GOAL OF THE EXERCISE: Make an exact copy of the records, omitting all images.

━━ RECORDS TO PROCESS

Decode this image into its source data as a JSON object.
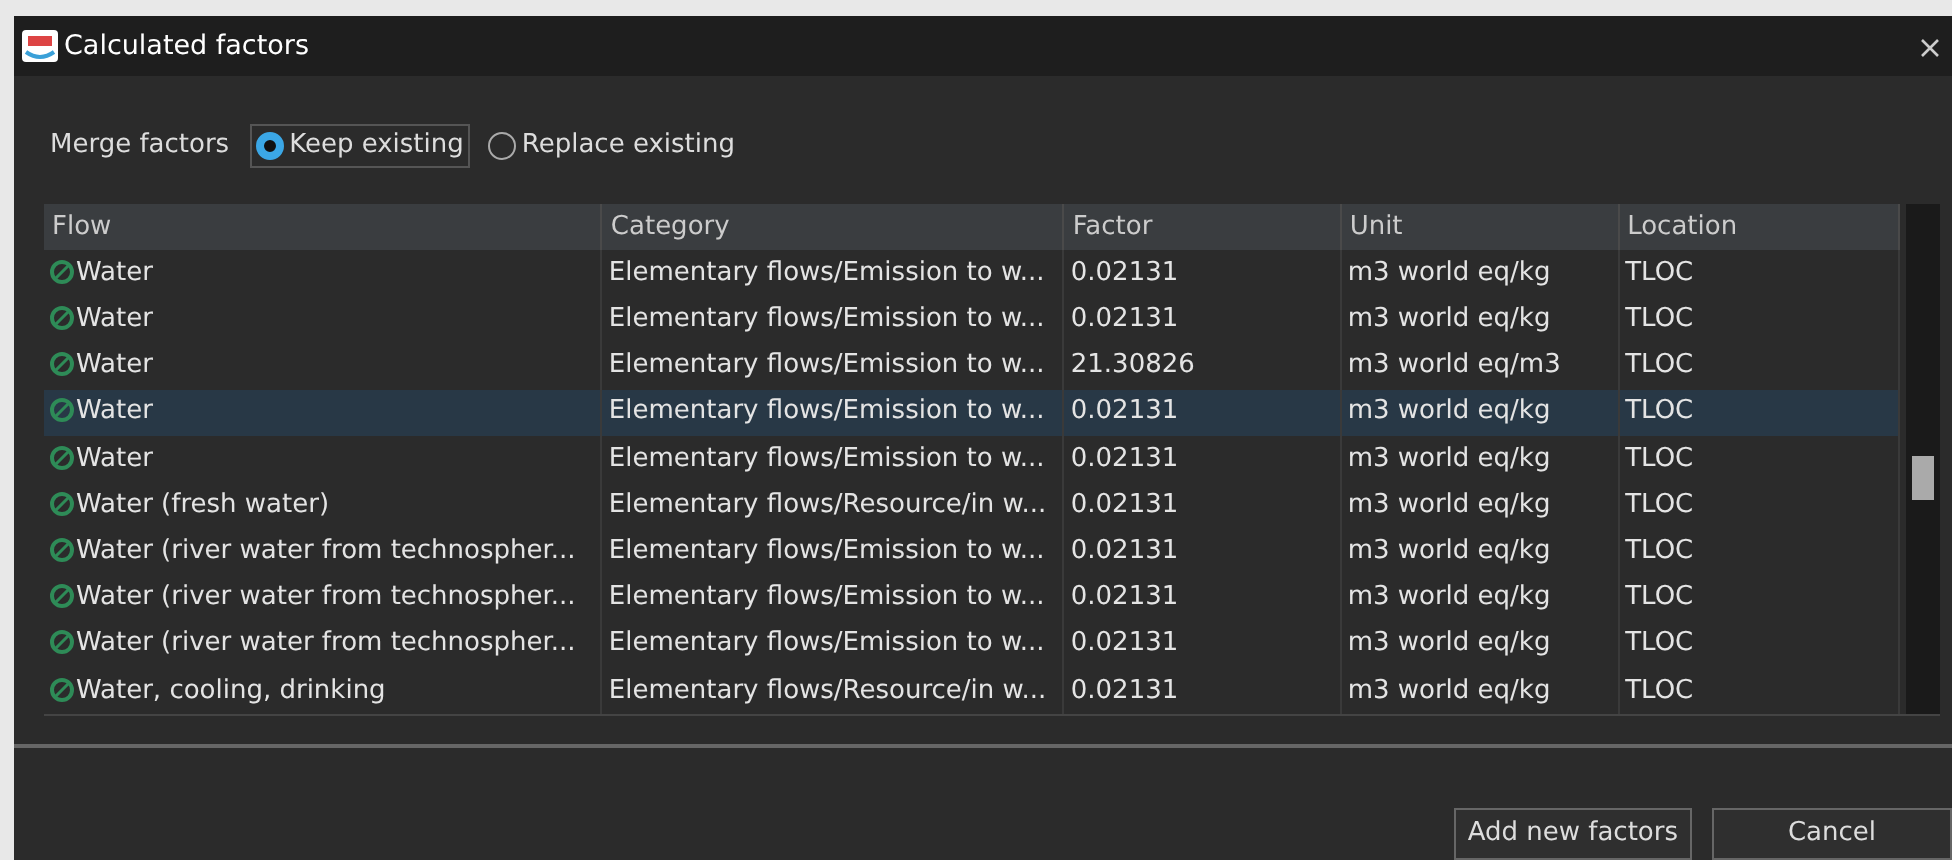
{
  "window": {
    "title": "Calculated factors"
  },
  "merge": {
    "label": "Merge factors",
    "options": [
      {
        "label": "Keep existing",
        "selected": true
      },
      {
        "label": "Replace existing",
        "selected": false
      }
    ]
  },
  "table": {
    "columns": [
      "Flow",
      "Category",
      "Factor",
      "Unit",
      "Location"
    ],
    "rows": [
      {
        "cells": [
          "Water",
          "Elementary flows/Emission to w...",
          "0.02131",
          "m3 world eq/kg",
          "TLOC"
        ],
        "selected": false
      },
      {
        "cells": [
          "Water",
          "Elementary flows/Emission to w...",
          "0.02131",
          "m3 world eq/kg",
          "TLOC"
        ],
        "selected": false
      },
      {
        "cells": [
          "Water",
          "Elementary flows/Emission to w...",
          "21.30826",
          "m3 world eq/m3",
          "TLOC"
        ],
        "selected": false
      },
      {
        "cells": [
          "Water",
          "Elementary flows/Emission to w...",
          "0.02131",
          "m3 world eq/kg",
          "TLOC"
        ],
        "selected": true
      },
      {
        "cells": [
          "Water",
          "Elementary flows/Emission to w...",
          "0.02131",
          "m3 world eq/kg",
          "TLOC"
        ],
        "selected": false
      },
      {
        "cells": [
          "Water (fresh water)",
          "Elementary flows/Resource/in w...",
          "0.02131",
          "m3 world eq/kg",
          "TLOC"
        ],
        "selected": false
      },
      {
        "cells": [
          "Water (river water from technospher...",
          "Elementary flows/Emission to w...",
          "0.02131",
          "m3 world eq/kg",
          "TLOC"
        ],
        "selected": false
      },
      {
        "cells": [
          "Water (river water from technospher...",
          "Elementary flows/Emission to w...",
          "0.02131",
          "m3 world eq/kg",
          "TLOC"
        ],
        "selected": false
      },
      {
        "cells": [
          "Water (river water from technospher...",
          "Elementary flows/Emission to w...",
          "0.02131",
          "m3 world eq/kg",
          "TLOC"
        ],
        "selected": false
      },
      {
        "cells": [
          "Water, cooling, drinking",
          "Elementary flows/Resource/in w...",
          "0.02131",
          "m3 world eq/kg",
          "TLOC"
        ],
        "selected": false
      }
    ]
  },
  "buttons": [
    {
      "label": "Add new factors"
    },
    {
      "label": "Cancel"
    }
  ]
}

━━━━

RESPONSE:
Decode this image into its source data as a JSON object.
{
  "window": {
    "title": "Calculated factors"
  },
  "merge": {
    "label": "Merge factors",
    "options": [
      {
        "label": "Keep existing",
        "selected": true
      },
      {
        "label": "Replace existing",
        "selected": false
      }
    ]
  },
  "table": {
    "columns": [
      "Flow",
      "Category",
      "Factor",
      "Unit",
      "Location"
    ],
    "rows": [
      {
        "cells": [
          "Water",
          "Elementary flows/Emission to w...",
          "0.02131",
          "m3 world eq/kg",
          "TLOC"
        ],
        "selected": false
      },
      {
        "cells": [
          "Water",
          "Elementary flows/Emission to w...",
          "0.02131",
          "m3 world eq/kg",
          "TLOC"
        ],
        "selected": false
      },
      {
        "cells": [
          "Water",
          "Elementary flows/Emission to w...",
          "21.30826",
          "m3 world eq/m3",
          "TLOC"
        ],
        "selected": false
      },
      {
        "cells": [
          "Water",
          "Elementary flows/Emission to w...",
          "0.02131",
          "m3 world eq/kg",
          "TLOC"
        ],
        "selected": true
      },
      {
        "cells": [
          "Water",
          "Elementary flows/Emission to w...",
          "0.02131",
          "m3 world eq/kg",
          "TLOC"
        ],
        "selected": false
      },
      {
        "cells": [
          "Water (fresh water)",
          "Elementary flows/Resource/in w...",
          "0.02131",
          "m3 world eq/kg",
          "TLOC"
        ],
        "selected": false
      },
      {
        "cells": [
          "Water (river water from technospher...",
          "Elementary flows/Emission to w...",
          "0.02131",
          "m3 world eq/kg",
          "TLOC"
        ],
        "selected": false
      },
      {
        "cells": [
          "Water (river water from technospher...",
          "Elementary flows/Emission to w...",
          "0.02131",
          "m3 world eq/kg",
          "TLOC"
        ],
        "selected": false
      },
      {
        "cells": [
          "Water (river water from technospher...",
          "Elementary flows/Emission to w...",
          "0.02131",
          "m3 world eq/kg",
          "TLOC"
        ],
        "selected": false
      },
      {
        "cells": [
          "Water, cooling, drinking",
          "Elementary flows/Resource/in w...",
          "0.02131",
          "m3 world eq/kg",
          "TLOC"
        ],
        "selected": false
      }
    ]
  },
  "buttons": [
    {
      "label": "Add new factors"
    },
    {
      "label": "Cancel"
    }
  ]
}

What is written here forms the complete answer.